═════ EXERCISE DATA

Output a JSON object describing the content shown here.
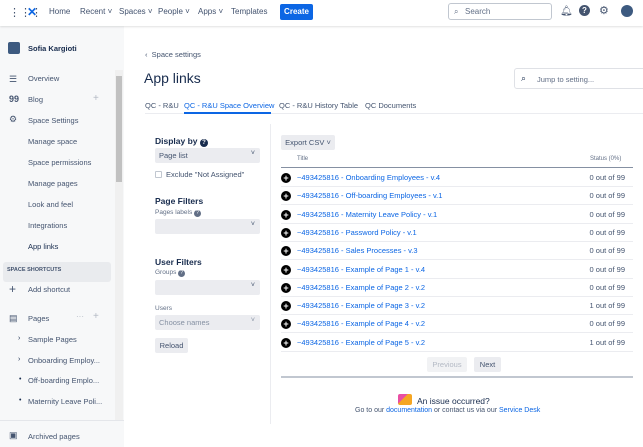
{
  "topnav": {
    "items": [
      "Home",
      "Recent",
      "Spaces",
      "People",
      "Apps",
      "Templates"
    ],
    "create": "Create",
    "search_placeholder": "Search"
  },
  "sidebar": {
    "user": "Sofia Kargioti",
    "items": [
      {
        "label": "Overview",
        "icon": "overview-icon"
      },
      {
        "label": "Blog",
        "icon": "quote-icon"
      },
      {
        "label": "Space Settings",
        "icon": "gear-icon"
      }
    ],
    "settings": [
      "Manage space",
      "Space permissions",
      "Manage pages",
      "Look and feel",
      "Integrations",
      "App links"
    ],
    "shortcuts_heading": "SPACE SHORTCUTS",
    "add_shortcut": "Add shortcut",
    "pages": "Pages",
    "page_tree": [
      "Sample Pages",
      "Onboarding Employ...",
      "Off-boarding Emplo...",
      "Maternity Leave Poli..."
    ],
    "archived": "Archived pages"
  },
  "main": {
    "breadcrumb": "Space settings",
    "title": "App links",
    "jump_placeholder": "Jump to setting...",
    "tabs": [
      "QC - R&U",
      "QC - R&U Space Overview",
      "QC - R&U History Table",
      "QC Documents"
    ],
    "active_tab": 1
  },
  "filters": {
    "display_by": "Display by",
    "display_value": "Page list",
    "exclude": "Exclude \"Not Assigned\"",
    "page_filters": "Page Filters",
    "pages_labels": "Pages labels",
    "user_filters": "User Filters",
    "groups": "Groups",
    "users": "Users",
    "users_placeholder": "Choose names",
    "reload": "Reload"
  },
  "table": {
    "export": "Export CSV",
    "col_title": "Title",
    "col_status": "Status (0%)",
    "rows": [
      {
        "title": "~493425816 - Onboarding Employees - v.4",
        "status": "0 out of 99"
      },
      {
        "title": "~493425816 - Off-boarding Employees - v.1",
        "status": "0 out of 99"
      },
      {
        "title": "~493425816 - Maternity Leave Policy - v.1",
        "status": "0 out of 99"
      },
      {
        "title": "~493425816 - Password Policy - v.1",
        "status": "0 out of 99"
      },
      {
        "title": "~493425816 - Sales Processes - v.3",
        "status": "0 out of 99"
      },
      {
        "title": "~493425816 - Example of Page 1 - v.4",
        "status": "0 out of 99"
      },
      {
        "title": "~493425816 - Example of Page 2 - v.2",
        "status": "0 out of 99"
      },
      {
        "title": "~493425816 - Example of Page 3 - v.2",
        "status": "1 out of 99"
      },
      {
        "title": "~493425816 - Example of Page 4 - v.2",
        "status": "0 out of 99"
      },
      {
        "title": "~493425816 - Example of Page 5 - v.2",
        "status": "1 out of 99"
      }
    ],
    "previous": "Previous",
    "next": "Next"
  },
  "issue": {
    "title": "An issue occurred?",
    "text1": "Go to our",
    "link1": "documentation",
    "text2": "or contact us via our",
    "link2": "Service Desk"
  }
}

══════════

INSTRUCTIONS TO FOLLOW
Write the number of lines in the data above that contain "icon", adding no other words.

RESPONSE BOX
3